Annual circulation for the year exceeded one-half million items for each of the Mid-Continent Library’s five busiest branches: Liberty, Lee’s Summit, Colbern Road, North Independence, and Blue Springs South.
The system has one of the nation’s largest Summer Reading Programs, which was completed by 106,846 patrons in fiscal 2009. It is known for its array of services, including more than 250 online learning tools and research databases with remote access, downloadable audiobooks, and Library-by-Mail for homebound patrons. Library branches offer self-checkout machines and self-service hold pick-ups, and LCD flat-panel monitors on every on-site public access computer. Most branches also offer free wi-fi access. The library system collaborates and partners with local foundations.
Midwest Genealogy CenterEdit
The 52,000-square-foot (4,800 m2) building houses a unique collection of records in almost completely open stacks. It holds 80,000 family history books, 100,000 local history items, 565,000 rolls of microfilm, and 7,000 maps.

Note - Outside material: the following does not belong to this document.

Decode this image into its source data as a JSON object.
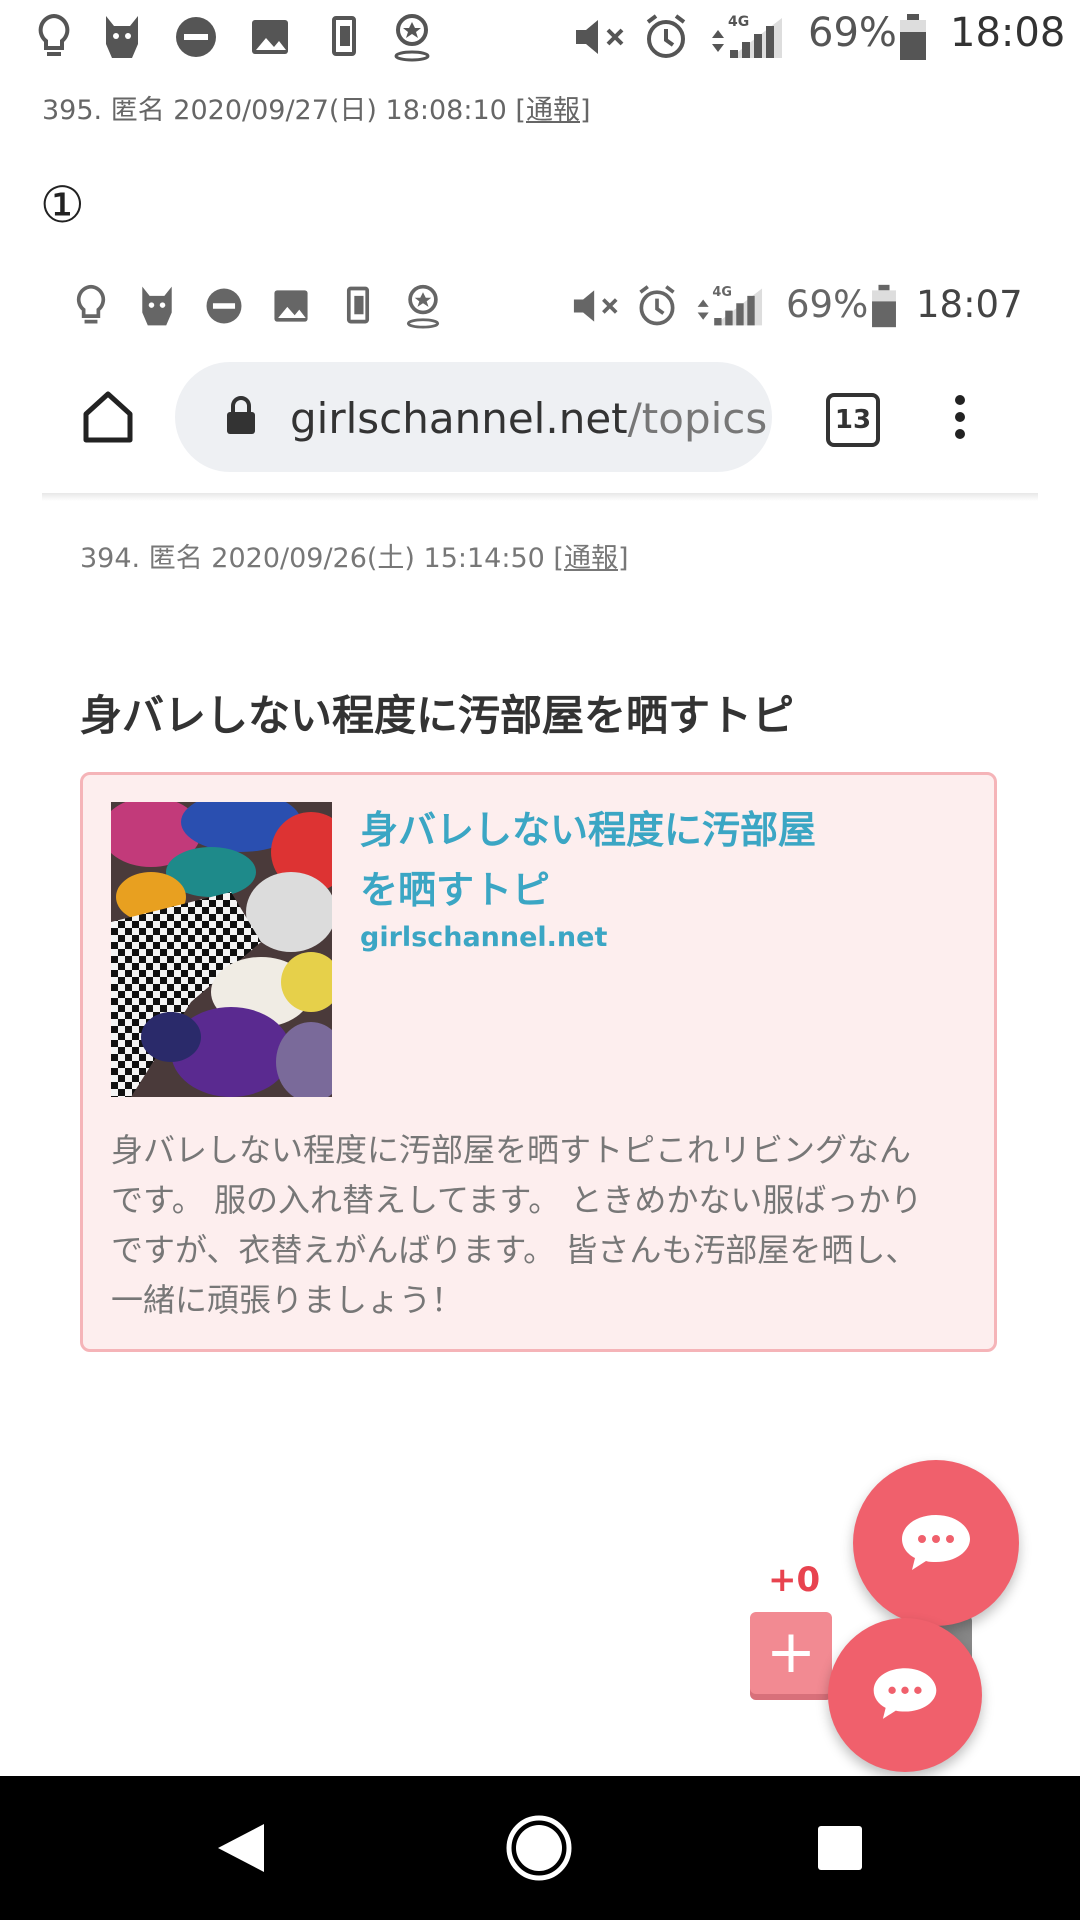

It also contains all available U.S. federal population census records and federal indexes, Civil War histories, immigration and naturalization records, ship passenger lists, Native American records, biographical archives, manuscripts pertaining to the American slave trade and the Antebellum South, Papers of the St. Louis Fur Trade, and a large variety of state records for Missouri and other states such as state censuses, tax records, penitentiary records, military service records, compiled records of Missouri Union and Confederate Army soldiers, approximately 50 Missouri newspapers, local newspaper indexes to obituaries and weddings, and genealogical periodicals. The center also has 10,000 volumes available for circulation in the “Genealogy from the Heartland Collection” created from donations by the American Family Records Association (AFRA), Missouri State Genealogical Association (MoSGA), Heart of America Genealogical Society (HAGS), Gann Family Association, and patron contributions.
The center’s equipment includes microfilm reader-printers, self-digitization stations, and free access to important research databases. It offers many advanced services, including free wireless Internet access and digital video conferencing capabilities for viewing national broadcasts relevant to genealogists and family historians. The Midwest Genealogy Center is open seven days per week. Groups and tours are welcomed by appointment.
- Antioch (Gladstone)
- Blue Ridge (Kansas City)
- Blue Springs North (Blue Springs)
- Blue Springs South (Blue Springs)
- Boardwalk (Kansas City)
- Camden Point
- Colbern Road (Lee’s Summit)
- East Lee's Summit (scheduled to open in 2020)
- Excelsior Springs
- Grain Valley
- Lee’s Summit, Oldham Parkway
- Lone Jack
- Midwest Genealogy Center (Independence)
- North Independence (Independence)
- North Oak (Kansas City)
- Oak Grove
- Platte City
- Red Bridge (Kansas City)
- South Independence (Independence)
- Woodneath Library Center (Kansas City)
- American Library Association: ALA Fact Sheet No. 22 - Top 100 Libraries
- Dittmer, Ryne (22 May 2014). "Mid-Continent receives IMLS National Medal". Gladstone Dispatch. p. A10.
- Dittmer, Ryne (22 May 2014). "Mid-Continent receives IMLS National Medal". Liberty Tribune. News-Press & Gazette Company. Retrieved 23 May 2014.
- Mid-Continent Public Library Annual Report, 2008-2009, By the Numbers, p. 6
- Annual Report 2008-2009, p. 11
- Annual Report 2008-2009, p. 12
- The Kansas City Star, 8 June 2008: Genealogical Goldmine takes Root in Independence
- Midwest Genealogy Center: About the Midwest Genealogy Center
- The Kansas City Star, Special Section: Midwest Genealogy Center, Dedication Ceremony, June 21 (2008).
- Mid-Continent Public Library: Genealogy from the Heartland Books